● **Work instruction**
Please retype each record exactly as it stands below.

(Dataset rows describing interfaces)
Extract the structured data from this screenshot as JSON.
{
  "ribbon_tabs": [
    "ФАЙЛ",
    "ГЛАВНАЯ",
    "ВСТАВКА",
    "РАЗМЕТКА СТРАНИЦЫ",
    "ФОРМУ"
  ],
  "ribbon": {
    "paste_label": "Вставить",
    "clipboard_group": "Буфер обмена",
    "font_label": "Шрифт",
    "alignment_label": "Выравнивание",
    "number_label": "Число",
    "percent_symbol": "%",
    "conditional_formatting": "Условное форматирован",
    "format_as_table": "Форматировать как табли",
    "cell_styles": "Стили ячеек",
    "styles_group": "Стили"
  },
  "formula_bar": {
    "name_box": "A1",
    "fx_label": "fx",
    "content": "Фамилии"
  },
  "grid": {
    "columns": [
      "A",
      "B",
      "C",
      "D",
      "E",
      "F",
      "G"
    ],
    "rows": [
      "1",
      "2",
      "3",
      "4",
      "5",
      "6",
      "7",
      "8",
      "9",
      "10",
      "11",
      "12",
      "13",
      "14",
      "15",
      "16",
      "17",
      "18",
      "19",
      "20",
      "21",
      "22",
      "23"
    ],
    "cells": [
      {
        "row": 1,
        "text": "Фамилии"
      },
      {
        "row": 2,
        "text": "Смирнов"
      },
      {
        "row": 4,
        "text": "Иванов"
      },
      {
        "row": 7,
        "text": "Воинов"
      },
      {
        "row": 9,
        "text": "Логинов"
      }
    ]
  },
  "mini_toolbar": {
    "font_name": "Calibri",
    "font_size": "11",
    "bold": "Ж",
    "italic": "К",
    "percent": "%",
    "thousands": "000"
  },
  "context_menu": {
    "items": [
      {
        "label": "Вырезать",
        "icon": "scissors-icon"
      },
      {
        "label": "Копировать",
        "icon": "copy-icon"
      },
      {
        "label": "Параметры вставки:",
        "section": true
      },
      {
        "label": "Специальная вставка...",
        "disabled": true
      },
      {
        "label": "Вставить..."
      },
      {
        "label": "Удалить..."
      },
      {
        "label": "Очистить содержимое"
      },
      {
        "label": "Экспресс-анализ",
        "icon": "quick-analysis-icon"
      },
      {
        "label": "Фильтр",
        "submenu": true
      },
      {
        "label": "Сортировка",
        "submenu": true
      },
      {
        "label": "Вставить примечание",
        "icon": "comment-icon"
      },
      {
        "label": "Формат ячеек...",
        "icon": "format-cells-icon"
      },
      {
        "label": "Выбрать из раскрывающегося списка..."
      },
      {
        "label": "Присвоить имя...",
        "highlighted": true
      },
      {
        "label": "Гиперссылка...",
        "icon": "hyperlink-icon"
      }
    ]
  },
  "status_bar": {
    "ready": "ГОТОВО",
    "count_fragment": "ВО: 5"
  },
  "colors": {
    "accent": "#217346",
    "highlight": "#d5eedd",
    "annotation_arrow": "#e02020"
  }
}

● **Result for this exercise**
Extract the structured data from this screenshot as JSON.
{
  "ribbon_tabs": [
    "ФАЙЛ",
    "ГЛАВНАЯ",
    "ВСТАВКА",
    "РАЗМЕТКА СТРАНИЦЫ",
    "ФОРМУ"
  ],
  "ribbon": {
    "paste_label": "Вставить",
    "clipboard_group": "Буфер обмена",
    "font_label": "Шрифт",
    "alignment_label": "Выравнивание",
    "number_label": "Число",
    "percent_symbol": "%",
    "conditional_formatting": "Условное форматирован",
    "format_as_table": "Форматировать как табли",
    "cell_styles": "Стили ячеек",
    "styles_group": "Стили"
  },
  "formula_bar": {
    "name_box": "A1",
    "fx_label": "fx",
    "content": "Фамилии"
  },
  "grid": {
    "columns": [
      "A",
      "B",
      "C",
      "D",
      "E",
      "F",
      "G"
    ],
    "rows": [
      "1",
      "2",
      "3",
      "4",
      "5",
      "6",
      "7",
      "8",
      "9",
      "10",
      "11",
      "12",
      "13",
      "14",
      "15",
      "16",
      "17",
      "18",
      "19",
      "20",
      "21",
      "22",
      "23"
    ],
    "cells": [
      {
        "row": 1,
        "text": "Фамилии"
      },
      {
        "row": 2,
        "text": "Смирнов"
      },
      {
        "row": 4,
        "text": "Иванов"
      },
      {
        "row": 7,
        "text": "Воинов"
      },
      {
        "row": 9,
        "text": "Логинов"
      }
    ]
  },
  "mini_toolbar": {
    "font_name": "Calibri",
    "font_size": "11",
    "bold": "Ж",
    "italic": "К",
    "percent": "%",
    "thousands": "000"
  },
  "context_menu": {
    "items": [
      {
        "label": "Вырезать",
        "icon": "scissors-icon"
      },
      {
        "label": "Копировать",
        "icon": "copy-icon"
      },
      {
        "label": "Параметры вставки:",
        "section": true
      },
      {
        "label": "Специальная вставка...",
        "disabled": true
      },
      {
        "label": "Вставить..."
      },
      {
        "label": "Удалить..."
      },
      {
        "label": "Очистить содержимое"
      },
      {
        "label": "Экспресс-анализ",
        "icon": "quick-analysis-icon"
      },
      {
        "label": "Фильтр",
        "submenu": true
      },
      {
        "label": "Сортировка",
        "submenu": true
      },
      {
        "label": "Вставить примечание",
        "icon": "comment-icon"
      },
      {
        "label": "Формат ячеек...",
        "icon": "format-cells-icon"
      },
      {
        "label": "Выбрать из раскрывающегося списка..."
      },
      {
        "label": "Присвоить имя...",
        "highlighted": true
      },
      {
        "label": "Гиперссылка...",
        "icon": "hyperlink-icon"
      }
    ]
  },
  "status_bar": {
    "ready": "ГОТОВО",
    "count_fragment": "ВО: 5"
  },
  "colors": {
    "accent": "#217346",
    "highlight": "#d5eedd",
    "annotation_arrow": "#e02020"
  }
}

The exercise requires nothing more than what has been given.